In 2011, OCSA met Marc Wolff and the Message from Marli Foundation Founders through Co-Founder Vallie Szymanski’s longtime childhood friend Linda Olesen. We have been honored to work on several awareness projects together. In honor of Father’s Day, Vallie sat down with Marc, an incredible father, to ask him five questions.
Vallie Szymanski: Can you tell us a little about yourself?
Marc Wolff: I am the President and CEO of Florida Air Transport and Conquest Air Cargo. Previously, I’ve worked with The Message from Marli Foundation, Inc., DiversityPro Corp. and Edwards Paper Company. I received a BA in Liberal Studies from Florida International University. As a person, I’m a pretty traditional dad. I’ve always had a high-level of communication with my children. I took the great things my parents did for me, and the not so great, and did my best to “refine” my parenting.
I have been blessed to meet, work with, and soon wed this November a kind lady named Claudia Rey. She has no children of her own but has taken on my children as if they were hers. She has been an integral part of my comeback in business and helping me maintain my sanity. The children are grateful she is in their lives as well.
VS: Can you tell us about the Message from Marli Foundation and your late wife Marlene?
MW: My wife Marlene was the eldest of five children. She graduated with a Masters Degree in Urban Education from Florida International University and taught Elementary School in the “inner city” for eight years. A very traditional woman with the highest values. Her greatest gift to our children was that she instilled a “LOVE FOR READING” that has made them academically superior!
When my wife was first diagnosed with ovarian cancer, our lives turned upside down overnight. She was first diagnosed by our family practitioner whose wife had died of ovarian cancer 10 years earlier. We were assured it was not cancer all the way to the operating table. We were told it was diverticulitis or Chrohns Disease, but never cancer. We were informed in the late stages that it was actually ovarian cancer. During this time, she had a major stroke within 30 days of her surgery. So we were dealing with two major illnesses at the same time. We would go to the neurologist at University of Miami Hospital and then head over to the OBGYN for an entire year.
The Message from Marli Foundation started as a way for my children and me to empower ourselves against this horrible disease. In the summer of 2010, we started the foundation with similar goals to OCSA. Through my medical experience as a caregiver, I was astonished at the lack of knowledge most women had regarding this disease. It still surprises me when we have our events.
VS: We would love to hear about your children, Melanie, Mason and Mia. Can you tell us about them?
MW: Melanie is doing excellent. She recently interned at the Helmsley Foundation in NYC and Achieve.org in Washington, DC. She is a Senior at UPENN with a major in Urban Education and a minor in English.
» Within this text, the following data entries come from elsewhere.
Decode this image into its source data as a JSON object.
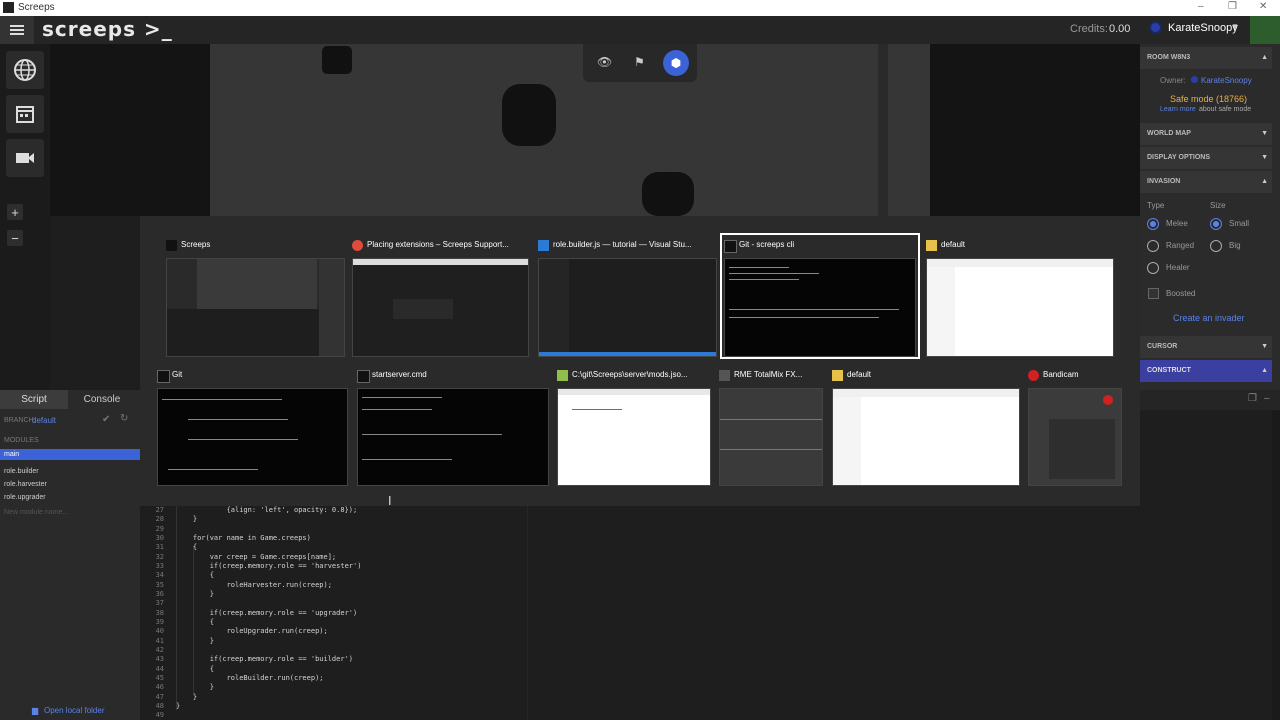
{
  "window": {
    "title": "Screeps",
    "controls": [
      "–",
      "❐",
      "✕"
    ]
  },
  "topbar": {
    "logo": "screeps >_",
    "credits_label": "Credits:",
    "credits_value": "0.00",
    "user": "KarateSnoopy"
  },
  "left_icons": [
    "globe-icon",
    "calendar-icon",
    "video-icon"
  ],
  "zoom": {
    "in": "+",
    "out": "−"
  },
  "room_panel": {
    "title": "ROOM W8N3",
    "owner_label": "Owner:",
    "owner": "KarateSnoopy",
    "safe_mode": "Safe mode (18766)",
    "learn_more_link": "Learn more",
    "learn_more_rest": "about safe mode"
  },
  "sections": {
    "world_map": "WORLD MAP",
    "display_options": "DISPLAY OPTIONS",
    "invasion": "INVASION",
    "cursor": "CURSOR",
    "construct": "CONSTRUCT"
  },
  "invasion": {
    "type_label": "Type",
    "size_label": "Size",
    "types": [
      "Melee",
      "Ranged",
      "Healer"
    ],
    "sizes": [
      "Small",
      "Big"
    ],
    "boosted": "Boosted",
    "create_link": "Create an invader"
  },
  "script_panel": {
    "tabs": [
      "Script",
      "Console"
    ],
    "branch_label": "BRANCH:",
    "branch": "default",
    "modules_label": "MODULES",
    "modules": [
      "main",
      "role.builder",
      "role.harvester",
      "role.upgrader"
    ],
    "new_module_placeholder": "New module name...",
    "open_local_folder": "Open local folder"
  },
  "code": {
    "line_numbers": [
      "27",
      "28",
      "29",
      "30",
      "31",
      "32",
      "33",
      "34",
      "35",
      "36",
      "37",
      "38",
      "39",
      "40",
      "41",
      "42",
      "43",
      "44",
      "45",
      "46",
      "47",
      "48",
      "49"
    ],
    "lines": [
      "            {align: 'left', opacity: 0.8});",
      "    }",
      "",
      "    for(var name in Game.creeps)",
      "    {",
      "        var creep = Game.creeps[name];",
      "        if(creep.memory.role == 'harvester')",
      "        {",
      "            roleHarvester.run(creep);",
      "        }",
      "",
      "        if(creep.memory.role == 'upgrader')",
      "        {",
      "            roleUpgrader.run(creep);",
      "        }",
      "",
      "        if(creep.memory.role == 'builder')",
      "        {",
      "            roleBuilder.run(creep);",
      "        }",
      "    }",
      "}",
      ""
    ]
  },
  "alttab": {
    "row1": [
      {
        "title": "Screeps",
        "icon": "screeps-icon"
      },
      {
        "title": "Placing extensions – Screeps Support...",
        "icon": "chrome-icon"
      },
      {
        "title": "role.builder.js — tutorial — Visual Stu...",
        "icon": "vscode-icon"
      },
      {
        "title": "Git - screeps  cli",
        "icon": "terminal-icon"
      },
      {
        "title": "default",
        "icon": "folder-icon"
      }
    ],
    "row2": [
      {
        "title": "Git",
        "icon": "terminal-icon"
      },
      {
        "title": "startserver.cmd",
        "icon": "terminal-icon"
      },
      {
        "title": "C:\\git\\Screeps\\server\\mods.jso...",
        "icon": "notepad-icon"
      },
      {
        "title": "RME TotalMix FX...",
        "icon": "totalmix-icon"
      },
      {
        "title": "default",
        "icon": "folder-icon"
      },
      {
        "title": "Bandicam",
        "icon": "bandicam-icon"
      }
    ]
  },
  "colors": {
    "accent": "#3b62d6",
    "link": "#5b82e8",
    "safe_mode": "#e8b04a",
    "construct_bg": "#3a3fa0"
  }
}
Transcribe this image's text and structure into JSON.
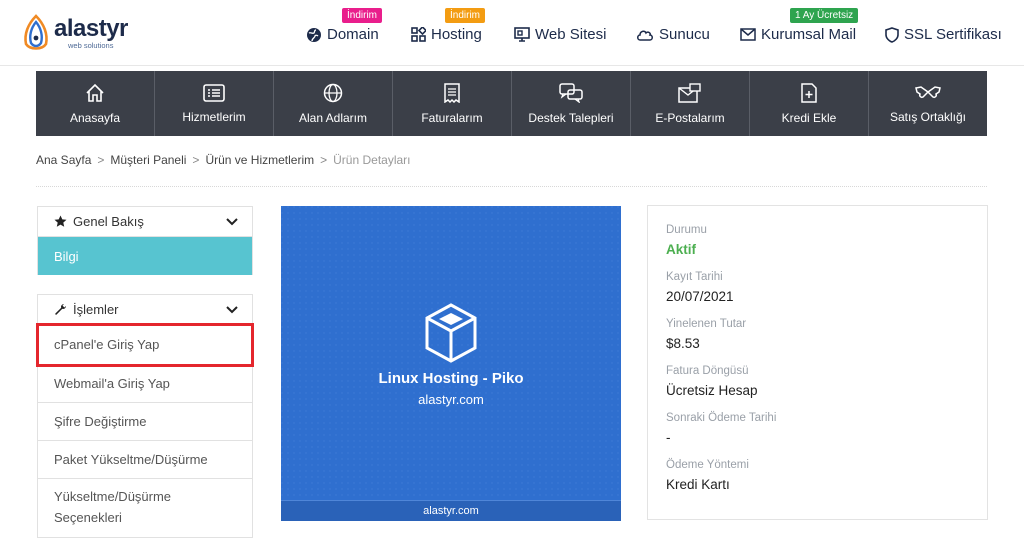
{
  "brand": {
    "name": "alastyr",
    "tagline": "web solutions"
  },
  "topnav": [
    {
      "label": "Domain",
      "badge": "İndirim",
      "badge_color": "#e91e8c"
    },
    {
      "label": "Hosting",
      "badge": "İndirim",
      "badge_color": "#f39c12"
    },
    {
      "label": "Web Sitesi"
    },
    {
      "label": "Sunucu"
    },
    {
      "label": "Kurumsal Mail",
      "badge": "1 Ay Ücretsiz",
      "badge_color": "#2ea44f"
    },
    {
      "label": "SSL Sertifikası"
    }
  ],
  "mainnav": [
    {
      "label": "Anasayfa",
      "icon": "home-icon"
    },
    {
      "label": "Hizmetlerim",
      "icon": "list-icon"
    },
    {
      "label": "Alan Adlarım",
      "icon": "globe-icon"
    },
    {
      "label": "Faturalarım",
      "icon": "invoice-icon"
    },
    {
      "label": "Destek Talepleri",
      "icon": "chat-icon"
    },
    {
      "label": "E-Postalarım",
      "icon": "mail-icon"
    },
    {
      "label": "Kredi Ekle",
      "icon": "file-plus-icon"
    },
    {
      "label": "Satış Ortaklığı",
      "icon": "handshake-icon"
    }
  ],
  "breadcrumb": [
    "Ana Sayfa",
    "Müşteri Paneli",
    "Ürün ve Hizmetlerim",
    "Ürün Detayları"
  ],
  "overview_panel": {
    "title": "Genel Bakış",
    "items": [
      "Bilgi"
    ]
  },
  "actions_panel": {
    "title": "İşlemler",
    "items": [
      "cPanel'e Giriş Yap",
      "Webmail'a Giriş Yap",
      "Şifre Değiştirme",
      "Paket Yükseltme/Düşürme",
      "Yükseltme/Düşürme Seçenekleri"
    ]
  },
  "product": {
    "name": "Linux Hosting - Piko",
    "domain": "alastyr.com",
    "footer": "alastyr.com"
  },
  "details": [
    {
      "label": "Durumu",
      "value": "Aktif",
      "status": "active"
    },
    {
      "label": "Kayıt Tarihi",
      "value": "20/07/2021"
    },
    {
      "label": "Yinelenen Tutar",
      "value": "$8.53"
    },
    {
      "label": "Fatura Döngüsü",
      "value": "Ücretsiz Hesap"
    },
    {
      "label": "Sonraki Ödeme Tarihi",
      "value": "-"
    },
    {
      "label": "Ödeme Yöntemi",
      "value": "Kredi Kartı"
    }
  ],
  "colors": {
    "nav_bg": "#3b3f48",
    "active_item": "#57c4d0",
    "product_bg": "#2f6fcf",
    "status_active": "#4caf50",
    "highlight": "#e4262d"
  }
}
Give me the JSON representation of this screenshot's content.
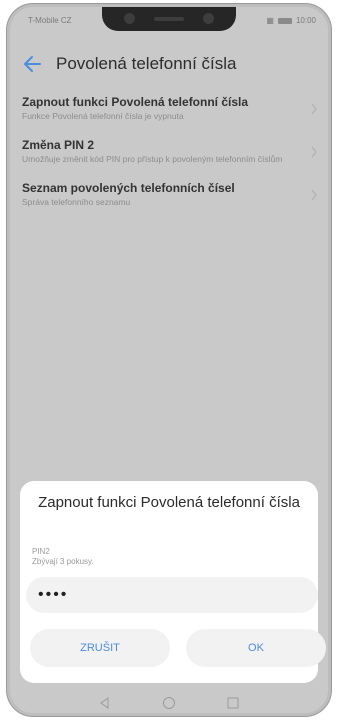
{
  "status_bar": {
    "carrier": "T-Mobile CZ",
    "time": "10:00",
    "icons": [
      "signal-icon",
      "vibrate-icon",
      "battery-icon"
    ]
  },
  "app_bar": {
    "title": "Povolená telefonní čísla",
    "back_icon": "arrow-left-icon"
  },
  "settings": {
    "items": [
      {
        "title": "Zapnout funkci Povolená telefonní čísla",
        "subtitle": "Funkce Povolená telefonní čísla je vypnuta"
      },
      {
        "title": "Změna PIN 2",
        "subtitle": "Umožňuje změnit kód PIN pro přístup k povoleným telefonním číslům"
      },
      {
        "title": "Seznam povolených telefonních čísel",
        "subtitle": "Správa telefonního seznamu"
      }
    ]
  },
  "dialog": {
    "title": "Zapnout funkci Povolená telefonní čísla",
    "field_label": "PIN2",
    "hint": "Zbývají 3 pokusy.",
    "pin_value": "••••",
    "cancel_label": "ZRUŠIT",
    "ok_label": "OK"
  },
  "nav_bar": {
    "icons": [
      "back-triangle-icon",
      "home-circle-icon",
      "recents-square-icon"
    ]
  },
  "colors": {
    "accent": "#4a8de0",
    "dim_overlay": "#c9c9c9"
  }
}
Mason will be attending John Hopkins University and studying applied statistics with a minor in English this fall. He is working with our company over the summer before he goes to school loading airplanes and learning Magaya Software programming for the cargo business. He will begin flying lessons next summer and each summer thereafter.
Mia is now going into 5th grade and she gets straight A’s. She’s been tested and is reading on a 9th grade level. She is a very bright and articulate young lady because of her older siblings. She can deal cards at the casino!
VS: What life lessons have they learned throughout this journey?
MW: I am a much better person because of the journey we have been on. I really appreciate the small things that I use to take for granted. I am a much better father than I would have ever been. These problems have made me more introspective about myself and that has helped me evolve as a person.
VS: As a father who lost his wife to ovarian cancer, what is your hope for the future of ovarian cancer awareness research and development?
MW: My hopes regarding the disease are:
1. Awareness begins at a younger age. This should be part of the conversation when we speak to our daughters about puberty and sex. We need to talk about cervical, breast, and ovarian cancer as well.
2. Increased and improved awareness as social media makes it affordable to give and receive information.
3. BIG PHARMA chases $$$$$. I think the initial “holy grail” is that some sort of blood work or inexpensive means to early detection is created. We need the equivalent of what a PSA is for male prostate cancer.